JACKSONVILLE, Fla. – A Florida Highway Patrol trooper and another driver were hospitalized with serious injuries after a crash on I-95 Sunday night, but the trooper was released and is recovering at home.
Trooper Ahkem Jordan was assisting with a lane closure on the interstate on Jacksonville’s Northside just after 9 p.m. when a Chevy Silverado slammed into the back of his cruiser. According to the FHP report, the driver of the pickup, Aaron Klausman, 31, of Wellington, Florida, failed to see the trooper’s car or the lane closure.
The report said charges are pending.
All northbound lanes of the highway were shut down while responders worked to clear the crash, and traffic was redirected at the Golfair Boulevard exit.
News4Jax’s Vic Micolucci did a ride-along with Jordan in 2017 focused on ticketing aggressive rivers. At that time, Jordan said careless drivers cause about 80% of crashes he works.
‘Move Over’ reminder
The startling photos of Jordan’s demolished patrol vehicle are a harrowing reminder that Florida drivers must move over to put a lane between their vehicle and any law enforcement, emergency or service vehicle stopped on the road. The law in Florida says if a driver cannot move over, they must slow to 20 miles per hour below the speed limit.
According to the Department of Transportation, 39% of law enforcement officers killed in the line of duty in the last decade died in traffic-related incidents.
If you’ve ever broken down or had a flat tire on the side of a busy road, you know how dangerous and unnerving it can be. Law enforcement face this peril every day in the line of duty.
“It’s actually even more dangerous for officers because of all the distractions that drivers have these days," News4Jax crime and safety expert Ken Jefferson said. “You know they’ve got these phones. They are constantly on their phones -- can’t live without them -- texting and driving. They are having a conversation and not paying attention."
Catherine Sutton, CEO of the Northeast Florida Safety Council, said every driver has a part to play in keeping first responders safe.
"They put their lives at risk every single day. The most important that we can do is be considerate of them and pay attention to them,” Sutton said. “For those who are out there serving, please pay attention to them. Think about the fact that they need to go home to their families safely too.”
Jefferson said there’s really not anything more Jordan could have done to prevent the crash.
“He’s there. He’s got his lights on, and highly illuminating everything," Jefferson said. “Generally speaking when people see blue lights, they know that it’s the police, it’s law enforcement.

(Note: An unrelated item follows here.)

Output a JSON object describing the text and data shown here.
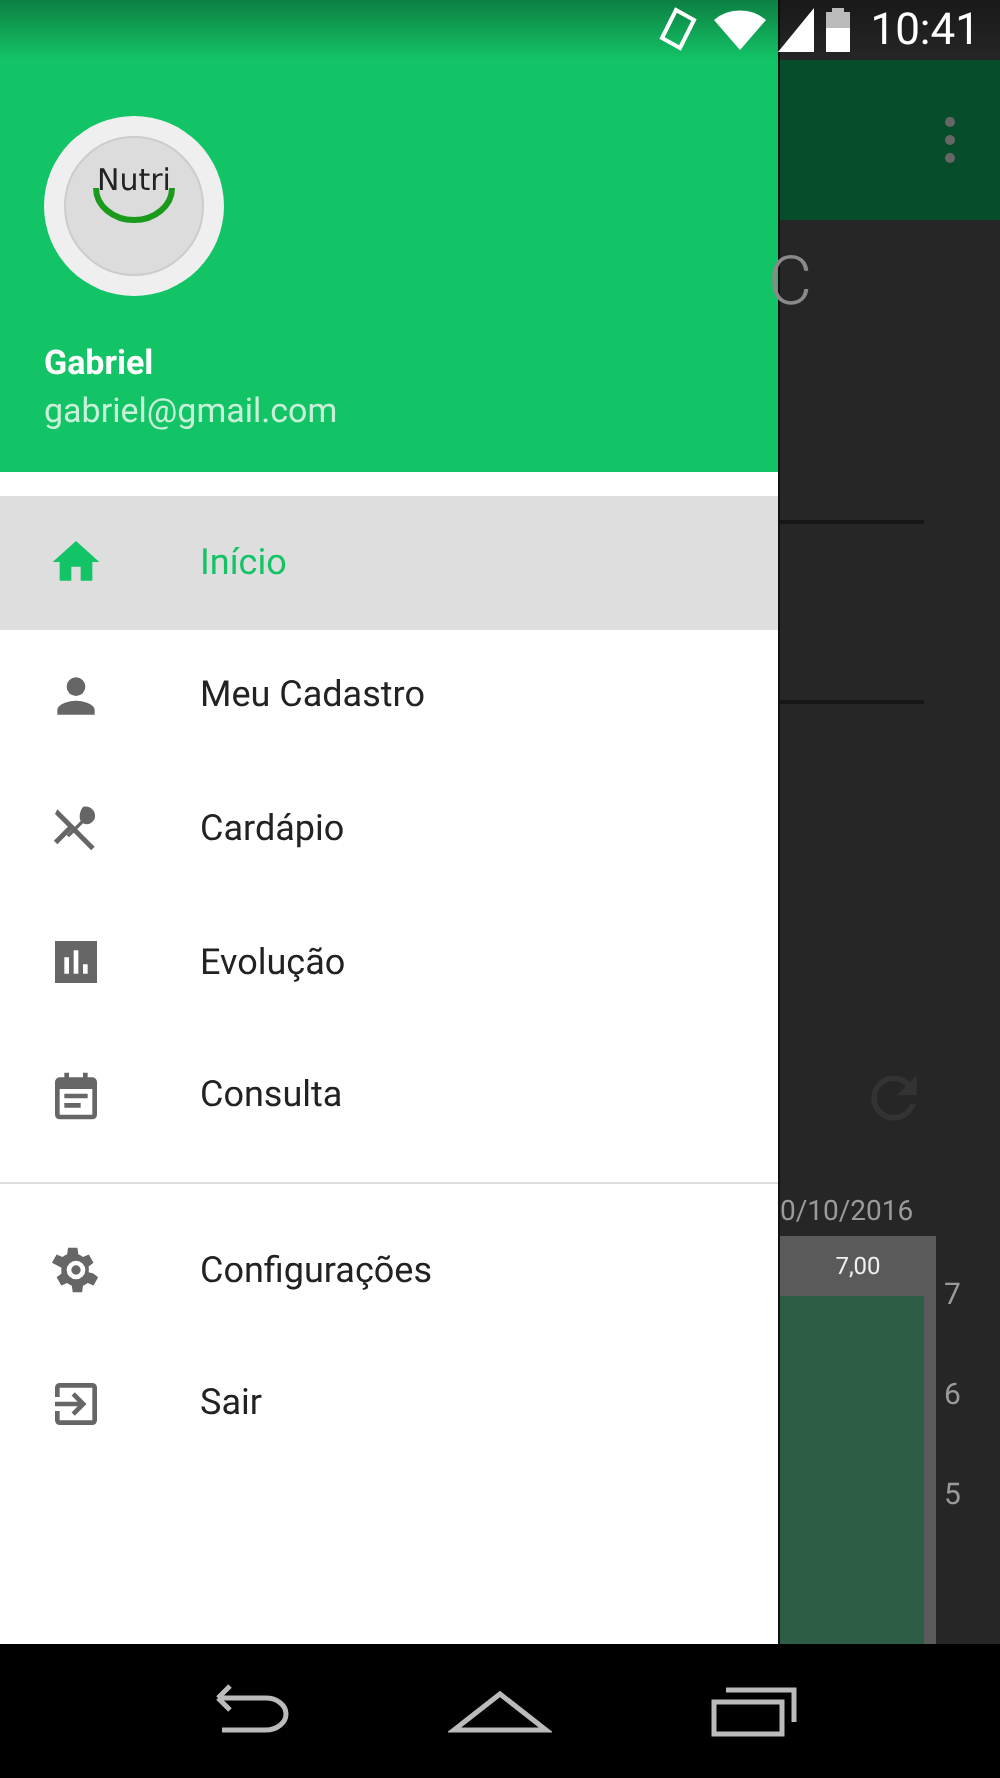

They typically are going to slow down and pay close attention.”
In addition to emergency vehicles, the Move-Over Law applies to utility service vehicles, tow trucks and even sanitation vehicles. Violations can result in a fine, fees and points on your driving record.